Find how many lines in the listing below include the word "ölçeklendirme". Give that number only.

___

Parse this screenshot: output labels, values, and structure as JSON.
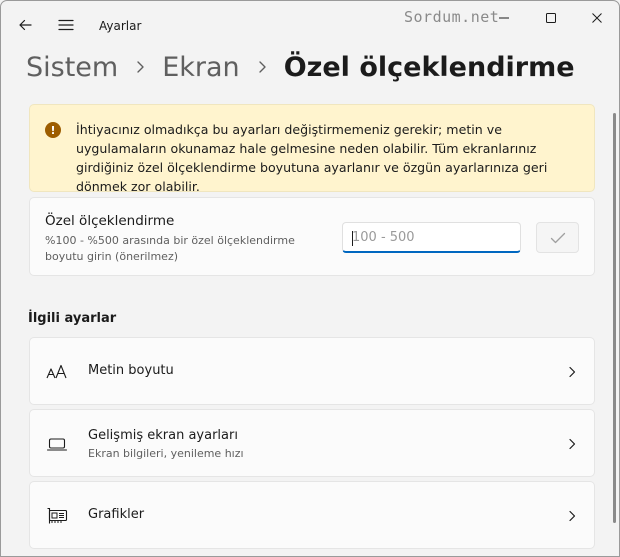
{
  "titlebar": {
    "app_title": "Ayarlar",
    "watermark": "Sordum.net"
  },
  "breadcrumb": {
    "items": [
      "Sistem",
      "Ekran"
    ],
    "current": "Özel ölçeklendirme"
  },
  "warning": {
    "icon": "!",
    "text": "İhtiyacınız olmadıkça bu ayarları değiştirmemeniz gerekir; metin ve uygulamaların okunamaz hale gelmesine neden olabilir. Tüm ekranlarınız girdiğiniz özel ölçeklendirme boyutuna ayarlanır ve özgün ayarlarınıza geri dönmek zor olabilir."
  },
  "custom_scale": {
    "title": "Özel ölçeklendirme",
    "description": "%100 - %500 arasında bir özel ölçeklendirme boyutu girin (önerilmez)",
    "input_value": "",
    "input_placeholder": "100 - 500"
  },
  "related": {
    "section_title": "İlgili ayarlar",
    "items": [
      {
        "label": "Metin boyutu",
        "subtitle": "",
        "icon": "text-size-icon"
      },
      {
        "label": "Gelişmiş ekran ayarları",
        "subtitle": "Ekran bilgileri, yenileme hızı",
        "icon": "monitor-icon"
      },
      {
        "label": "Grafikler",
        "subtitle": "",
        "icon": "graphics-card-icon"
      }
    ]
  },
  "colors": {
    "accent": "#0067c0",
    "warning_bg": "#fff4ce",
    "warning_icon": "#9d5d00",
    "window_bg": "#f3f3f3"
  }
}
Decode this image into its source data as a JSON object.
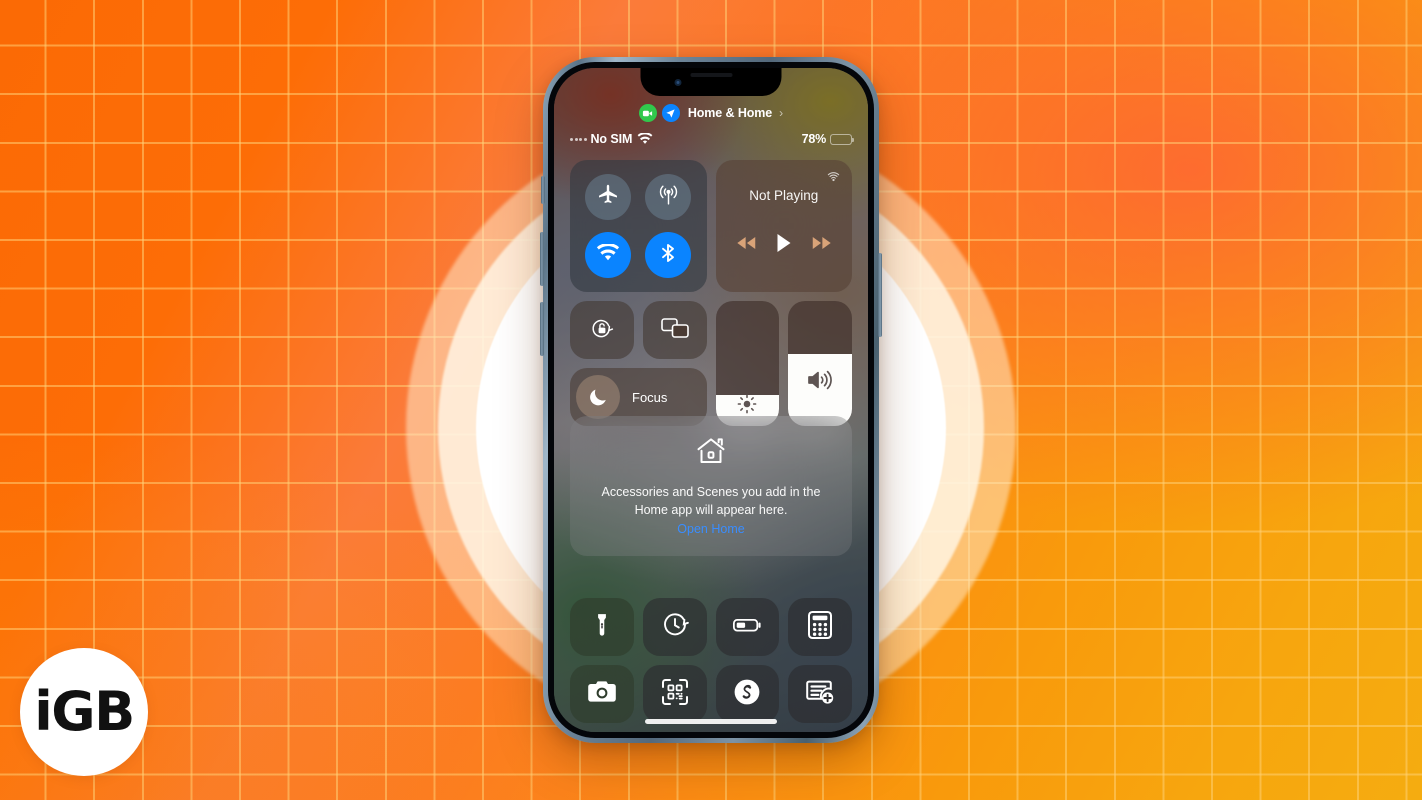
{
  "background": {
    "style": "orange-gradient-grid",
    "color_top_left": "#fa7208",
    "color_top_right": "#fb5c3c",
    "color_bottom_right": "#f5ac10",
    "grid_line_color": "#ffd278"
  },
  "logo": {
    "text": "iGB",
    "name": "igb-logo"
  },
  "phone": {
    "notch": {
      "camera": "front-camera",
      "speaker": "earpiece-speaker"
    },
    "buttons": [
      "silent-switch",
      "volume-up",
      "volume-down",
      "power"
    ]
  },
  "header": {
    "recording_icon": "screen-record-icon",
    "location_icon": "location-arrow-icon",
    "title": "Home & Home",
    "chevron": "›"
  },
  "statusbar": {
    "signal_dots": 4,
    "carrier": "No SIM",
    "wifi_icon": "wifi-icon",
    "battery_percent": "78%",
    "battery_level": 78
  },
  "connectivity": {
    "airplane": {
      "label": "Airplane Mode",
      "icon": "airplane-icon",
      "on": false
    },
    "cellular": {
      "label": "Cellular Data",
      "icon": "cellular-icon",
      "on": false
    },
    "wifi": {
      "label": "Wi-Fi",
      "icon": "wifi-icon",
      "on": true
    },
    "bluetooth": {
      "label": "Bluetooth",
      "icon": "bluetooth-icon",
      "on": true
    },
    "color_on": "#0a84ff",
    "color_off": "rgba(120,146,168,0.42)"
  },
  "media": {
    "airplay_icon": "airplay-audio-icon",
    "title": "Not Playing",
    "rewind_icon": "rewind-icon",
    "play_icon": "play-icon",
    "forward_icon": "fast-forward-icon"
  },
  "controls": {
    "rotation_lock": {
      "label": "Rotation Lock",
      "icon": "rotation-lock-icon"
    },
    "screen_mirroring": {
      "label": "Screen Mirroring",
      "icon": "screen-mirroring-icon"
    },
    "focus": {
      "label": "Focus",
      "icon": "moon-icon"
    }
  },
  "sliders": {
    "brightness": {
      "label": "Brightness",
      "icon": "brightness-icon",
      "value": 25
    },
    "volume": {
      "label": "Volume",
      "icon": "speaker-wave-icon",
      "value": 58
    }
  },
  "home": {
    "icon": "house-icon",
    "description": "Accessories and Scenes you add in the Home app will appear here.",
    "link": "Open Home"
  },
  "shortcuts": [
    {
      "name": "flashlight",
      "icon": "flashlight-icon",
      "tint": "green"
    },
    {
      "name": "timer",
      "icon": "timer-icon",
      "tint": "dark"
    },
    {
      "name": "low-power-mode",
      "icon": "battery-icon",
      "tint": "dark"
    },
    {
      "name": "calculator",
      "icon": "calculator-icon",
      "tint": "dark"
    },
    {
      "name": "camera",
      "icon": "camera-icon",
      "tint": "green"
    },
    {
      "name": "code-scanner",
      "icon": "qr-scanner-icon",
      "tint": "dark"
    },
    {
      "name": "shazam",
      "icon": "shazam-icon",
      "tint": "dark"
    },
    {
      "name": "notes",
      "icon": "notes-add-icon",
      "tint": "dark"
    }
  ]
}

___

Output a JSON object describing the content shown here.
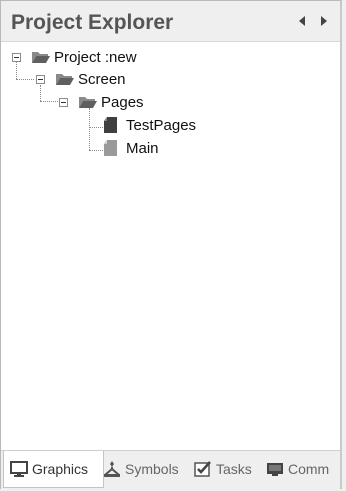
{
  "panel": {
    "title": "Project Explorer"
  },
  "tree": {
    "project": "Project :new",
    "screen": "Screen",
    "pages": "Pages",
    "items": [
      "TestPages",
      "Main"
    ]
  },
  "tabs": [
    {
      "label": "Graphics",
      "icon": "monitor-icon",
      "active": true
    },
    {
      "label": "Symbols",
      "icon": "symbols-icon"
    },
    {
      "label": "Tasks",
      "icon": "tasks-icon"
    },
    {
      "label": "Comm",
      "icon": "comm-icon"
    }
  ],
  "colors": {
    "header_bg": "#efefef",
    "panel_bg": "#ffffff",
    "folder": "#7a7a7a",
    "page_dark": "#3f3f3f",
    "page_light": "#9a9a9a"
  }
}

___

- [Finished task]
4